What: The Lost, the Discarded and the Beautiful
New work by Andy Mattern, Brent Erickson, David Bowen and Kristina Estell
When: June 14th - 29th, 2013
Artist Reception June 14th 7-11pm*The Lost, the Discarded and the Beautiful.pdf
Where: Prøve Gallery, 21 N Lake Ave, Duluth, MN 55805
The Lost, the Discarded and the Beautiful is an exhibition at Prøve Gallery that explores legacies of American culture through abandoned objects. Whether these objects are hurdling through outer space, accidentally dropped on city streets, or overlooked in plain sight, each of the four artists in this exhibition regards them with a special sense of awe.
New photographic works by Andy Mattern represent a collection of inscrutable urban artifacts that are both entirely common and visually adrift. Through a process of cataloging similar found objects, this new body of work shifts the waste of modern life into the uncanny. By photographing these discarded items in the studio, Mattern removes their environmental context and allows us to inspect them without distraction.
This special scrutiny elevates these mass-produced objects and a raises the idea of their separate histories and inevitable fates.
Also dealing with the everyday, Brent Erickson uses the iconography of the office chair to explore contemporary human experience. Erickson's large-scale wall drawings obfuscate this common form through layering and repetition. The first impression of his monumental wall drawings is dominated by geometric pattern, but, upon deeper inspection, individual chairs emerge from the intricate design and reveal their familiar selves. In these works, Erickson re-imagines the objects of our daily life with a playful and theatrical wit.
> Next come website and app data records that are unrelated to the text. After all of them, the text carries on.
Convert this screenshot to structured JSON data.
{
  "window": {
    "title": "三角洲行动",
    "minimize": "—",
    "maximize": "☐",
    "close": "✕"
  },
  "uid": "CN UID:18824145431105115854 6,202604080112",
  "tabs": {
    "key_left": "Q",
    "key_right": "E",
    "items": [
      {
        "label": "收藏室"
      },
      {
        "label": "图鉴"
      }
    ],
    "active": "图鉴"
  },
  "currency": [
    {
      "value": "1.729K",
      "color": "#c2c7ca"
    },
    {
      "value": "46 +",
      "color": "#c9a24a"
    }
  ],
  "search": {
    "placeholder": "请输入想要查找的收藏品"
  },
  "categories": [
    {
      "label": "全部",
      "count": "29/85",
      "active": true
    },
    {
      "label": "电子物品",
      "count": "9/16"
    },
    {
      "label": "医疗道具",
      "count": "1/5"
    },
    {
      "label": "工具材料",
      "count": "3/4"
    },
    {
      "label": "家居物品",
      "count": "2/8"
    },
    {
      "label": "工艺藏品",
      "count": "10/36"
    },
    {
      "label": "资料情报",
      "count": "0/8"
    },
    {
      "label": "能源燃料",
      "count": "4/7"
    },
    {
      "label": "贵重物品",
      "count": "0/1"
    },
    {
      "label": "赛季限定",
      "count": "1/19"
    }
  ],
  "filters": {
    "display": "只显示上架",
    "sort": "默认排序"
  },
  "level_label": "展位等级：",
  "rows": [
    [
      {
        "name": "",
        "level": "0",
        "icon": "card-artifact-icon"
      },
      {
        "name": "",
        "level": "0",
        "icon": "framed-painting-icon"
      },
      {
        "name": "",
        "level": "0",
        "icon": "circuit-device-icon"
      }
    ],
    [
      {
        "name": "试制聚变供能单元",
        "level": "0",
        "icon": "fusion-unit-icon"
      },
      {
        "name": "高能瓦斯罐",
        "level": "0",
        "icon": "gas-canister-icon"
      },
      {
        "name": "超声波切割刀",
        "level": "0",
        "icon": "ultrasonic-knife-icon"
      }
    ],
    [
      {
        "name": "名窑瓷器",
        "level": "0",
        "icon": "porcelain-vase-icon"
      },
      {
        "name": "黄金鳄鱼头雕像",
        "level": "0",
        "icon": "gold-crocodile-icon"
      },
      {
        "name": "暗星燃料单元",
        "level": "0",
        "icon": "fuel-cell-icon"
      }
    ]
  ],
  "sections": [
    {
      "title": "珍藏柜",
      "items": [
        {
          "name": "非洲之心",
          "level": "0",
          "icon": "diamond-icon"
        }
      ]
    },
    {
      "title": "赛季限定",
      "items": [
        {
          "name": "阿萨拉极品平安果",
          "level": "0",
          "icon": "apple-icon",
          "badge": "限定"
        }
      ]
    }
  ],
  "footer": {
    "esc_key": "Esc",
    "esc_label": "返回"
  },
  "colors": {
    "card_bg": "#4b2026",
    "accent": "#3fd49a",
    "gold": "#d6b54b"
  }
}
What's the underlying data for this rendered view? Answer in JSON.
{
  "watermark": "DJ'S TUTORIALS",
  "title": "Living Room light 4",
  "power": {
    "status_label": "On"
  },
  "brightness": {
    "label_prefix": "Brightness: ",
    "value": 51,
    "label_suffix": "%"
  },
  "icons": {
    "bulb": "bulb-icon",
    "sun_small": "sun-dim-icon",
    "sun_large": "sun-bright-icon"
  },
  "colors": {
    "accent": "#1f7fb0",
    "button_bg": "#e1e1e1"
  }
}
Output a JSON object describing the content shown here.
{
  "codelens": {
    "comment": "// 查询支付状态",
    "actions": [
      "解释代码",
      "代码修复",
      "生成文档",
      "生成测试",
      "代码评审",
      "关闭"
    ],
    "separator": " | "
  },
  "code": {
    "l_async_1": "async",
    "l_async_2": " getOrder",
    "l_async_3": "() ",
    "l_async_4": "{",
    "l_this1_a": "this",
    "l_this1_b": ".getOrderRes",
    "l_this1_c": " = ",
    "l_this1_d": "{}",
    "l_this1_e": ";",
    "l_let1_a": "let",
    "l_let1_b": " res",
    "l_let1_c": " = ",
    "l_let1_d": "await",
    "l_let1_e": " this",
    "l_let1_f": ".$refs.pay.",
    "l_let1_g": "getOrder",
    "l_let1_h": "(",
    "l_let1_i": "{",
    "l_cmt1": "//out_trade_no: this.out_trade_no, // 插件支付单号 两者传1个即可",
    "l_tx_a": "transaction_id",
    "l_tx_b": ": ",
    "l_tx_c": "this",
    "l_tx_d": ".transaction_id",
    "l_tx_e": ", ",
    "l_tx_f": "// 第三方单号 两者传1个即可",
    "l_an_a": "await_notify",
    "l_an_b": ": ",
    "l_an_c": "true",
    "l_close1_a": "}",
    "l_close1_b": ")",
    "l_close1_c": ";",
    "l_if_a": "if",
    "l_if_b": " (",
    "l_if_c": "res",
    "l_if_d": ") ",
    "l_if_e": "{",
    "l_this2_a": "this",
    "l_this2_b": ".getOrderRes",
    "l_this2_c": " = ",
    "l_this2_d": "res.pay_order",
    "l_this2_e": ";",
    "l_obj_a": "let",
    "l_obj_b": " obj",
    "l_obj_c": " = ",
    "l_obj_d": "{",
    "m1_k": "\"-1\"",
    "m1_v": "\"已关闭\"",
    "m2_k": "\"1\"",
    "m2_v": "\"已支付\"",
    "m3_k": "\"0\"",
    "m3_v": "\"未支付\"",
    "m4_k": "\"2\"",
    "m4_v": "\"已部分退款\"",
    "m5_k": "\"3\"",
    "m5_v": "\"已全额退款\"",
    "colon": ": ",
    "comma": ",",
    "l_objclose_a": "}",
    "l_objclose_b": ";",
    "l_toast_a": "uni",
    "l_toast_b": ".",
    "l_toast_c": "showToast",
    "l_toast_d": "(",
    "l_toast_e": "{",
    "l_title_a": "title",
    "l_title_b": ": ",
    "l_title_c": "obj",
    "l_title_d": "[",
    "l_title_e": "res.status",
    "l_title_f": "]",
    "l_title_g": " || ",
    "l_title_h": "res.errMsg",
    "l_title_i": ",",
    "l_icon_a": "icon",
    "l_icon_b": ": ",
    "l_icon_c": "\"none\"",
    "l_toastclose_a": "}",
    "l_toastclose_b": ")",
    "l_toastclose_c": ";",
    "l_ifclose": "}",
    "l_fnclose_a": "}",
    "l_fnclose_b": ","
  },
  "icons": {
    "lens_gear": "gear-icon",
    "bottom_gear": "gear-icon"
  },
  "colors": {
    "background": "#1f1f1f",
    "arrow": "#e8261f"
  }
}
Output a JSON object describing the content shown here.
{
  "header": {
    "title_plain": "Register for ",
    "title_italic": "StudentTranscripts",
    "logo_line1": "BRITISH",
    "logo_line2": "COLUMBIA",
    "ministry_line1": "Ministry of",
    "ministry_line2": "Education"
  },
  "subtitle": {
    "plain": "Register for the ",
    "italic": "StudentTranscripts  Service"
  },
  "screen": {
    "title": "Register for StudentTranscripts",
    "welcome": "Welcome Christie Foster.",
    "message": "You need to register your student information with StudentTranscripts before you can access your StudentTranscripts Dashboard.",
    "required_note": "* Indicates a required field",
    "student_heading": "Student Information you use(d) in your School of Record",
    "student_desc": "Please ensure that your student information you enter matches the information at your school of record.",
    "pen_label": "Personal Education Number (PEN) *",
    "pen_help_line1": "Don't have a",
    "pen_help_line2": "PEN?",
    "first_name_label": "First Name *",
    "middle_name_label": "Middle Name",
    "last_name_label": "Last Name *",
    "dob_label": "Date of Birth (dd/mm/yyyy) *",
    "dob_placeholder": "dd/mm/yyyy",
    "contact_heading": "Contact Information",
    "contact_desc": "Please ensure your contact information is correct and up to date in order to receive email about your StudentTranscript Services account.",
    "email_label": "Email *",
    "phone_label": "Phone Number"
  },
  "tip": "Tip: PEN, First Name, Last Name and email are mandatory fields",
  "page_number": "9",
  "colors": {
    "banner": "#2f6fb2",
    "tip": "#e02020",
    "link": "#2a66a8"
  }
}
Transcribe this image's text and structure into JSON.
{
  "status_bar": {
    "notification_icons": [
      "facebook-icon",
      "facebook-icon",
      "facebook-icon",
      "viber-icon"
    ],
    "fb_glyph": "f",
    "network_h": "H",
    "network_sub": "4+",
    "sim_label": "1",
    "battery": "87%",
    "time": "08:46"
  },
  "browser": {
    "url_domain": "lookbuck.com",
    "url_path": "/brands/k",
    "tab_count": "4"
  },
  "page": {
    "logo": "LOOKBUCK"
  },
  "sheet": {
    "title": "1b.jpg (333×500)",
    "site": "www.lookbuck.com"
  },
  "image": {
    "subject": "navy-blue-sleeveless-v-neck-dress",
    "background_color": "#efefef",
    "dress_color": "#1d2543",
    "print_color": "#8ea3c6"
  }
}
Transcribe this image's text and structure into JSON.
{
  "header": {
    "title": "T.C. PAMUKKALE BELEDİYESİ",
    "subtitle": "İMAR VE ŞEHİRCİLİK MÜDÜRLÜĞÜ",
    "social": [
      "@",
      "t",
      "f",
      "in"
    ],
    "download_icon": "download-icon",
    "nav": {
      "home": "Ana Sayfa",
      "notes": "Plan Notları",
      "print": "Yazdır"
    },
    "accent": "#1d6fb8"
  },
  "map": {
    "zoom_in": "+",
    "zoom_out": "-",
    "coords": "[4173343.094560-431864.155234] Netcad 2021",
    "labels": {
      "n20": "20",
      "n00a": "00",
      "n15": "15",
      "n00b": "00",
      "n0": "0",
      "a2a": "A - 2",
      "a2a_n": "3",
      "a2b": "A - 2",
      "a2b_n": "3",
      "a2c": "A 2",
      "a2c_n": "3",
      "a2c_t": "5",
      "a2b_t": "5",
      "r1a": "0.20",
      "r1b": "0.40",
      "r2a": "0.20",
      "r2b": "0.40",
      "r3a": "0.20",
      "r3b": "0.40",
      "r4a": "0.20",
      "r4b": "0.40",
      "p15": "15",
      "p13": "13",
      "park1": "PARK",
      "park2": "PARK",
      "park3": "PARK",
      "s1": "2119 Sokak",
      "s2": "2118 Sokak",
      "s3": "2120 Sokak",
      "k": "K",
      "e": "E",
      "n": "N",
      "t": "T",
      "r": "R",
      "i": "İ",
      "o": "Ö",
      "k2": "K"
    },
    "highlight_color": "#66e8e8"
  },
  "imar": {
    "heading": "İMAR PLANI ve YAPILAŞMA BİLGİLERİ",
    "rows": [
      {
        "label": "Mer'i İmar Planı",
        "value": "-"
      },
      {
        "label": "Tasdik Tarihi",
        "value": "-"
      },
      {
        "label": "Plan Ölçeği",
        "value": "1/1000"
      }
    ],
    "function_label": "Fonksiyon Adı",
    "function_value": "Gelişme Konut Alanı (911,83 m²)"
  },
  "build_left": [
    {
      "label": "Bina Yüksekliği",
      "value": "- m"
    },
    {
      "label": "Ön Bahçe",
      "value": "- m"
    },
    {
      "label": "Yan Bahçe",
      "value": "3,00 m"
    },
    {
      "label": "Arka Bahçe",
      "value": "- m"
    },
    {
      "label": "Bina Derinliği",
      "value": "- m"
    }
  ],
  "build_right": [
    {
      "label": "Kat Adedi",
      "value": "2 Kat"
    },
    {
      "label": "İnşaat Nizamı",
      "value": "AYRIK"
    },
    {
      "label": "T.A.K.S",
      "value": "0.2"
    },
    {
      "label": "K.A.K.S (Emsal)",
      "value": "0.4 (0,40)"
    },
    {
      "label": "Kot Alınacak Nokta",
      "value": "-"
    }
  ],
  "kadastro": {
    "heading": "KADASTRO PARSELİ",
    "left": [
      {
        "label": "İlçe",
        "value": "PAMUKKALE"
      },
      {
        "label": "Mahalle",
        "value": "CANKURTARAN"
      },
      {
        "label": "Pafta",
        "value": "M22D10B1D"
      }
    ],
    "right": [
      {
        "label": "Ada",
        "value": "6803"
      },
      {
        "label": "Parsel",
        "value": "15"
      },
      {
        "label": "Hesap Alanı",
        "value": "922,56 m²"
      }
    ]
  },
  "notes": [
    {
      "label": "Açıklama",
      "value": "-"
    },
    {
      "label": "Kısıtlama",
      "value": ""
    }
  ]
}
Debuting at Prøve Gallery, the new collaborative installation by David Bowen and Kristina Estell takes space travel and extra planetary measurement as its subject. In 1977, NASA launched Voyager I to explore Jupiter and Saturn. After completing that mission, the probe continued moving outward into deep space, and still does to this day. Incredibly, it continues to transmit information back to Earth even though it is well beyond Pluto and nearing the edge of the heliosphere. Bowen and Estell have taken the stream of live location data from the probe and integrated it into a real-time light installation that considers the limits of human exploration and the threshold between contact and oblivion.
* At the opening, Andy Mattern will sign copies of two self-published artist books Driven Snow and Everyone I Never Knew as the culmination of his Minnesota State Arts Board Artist Initiative Grant.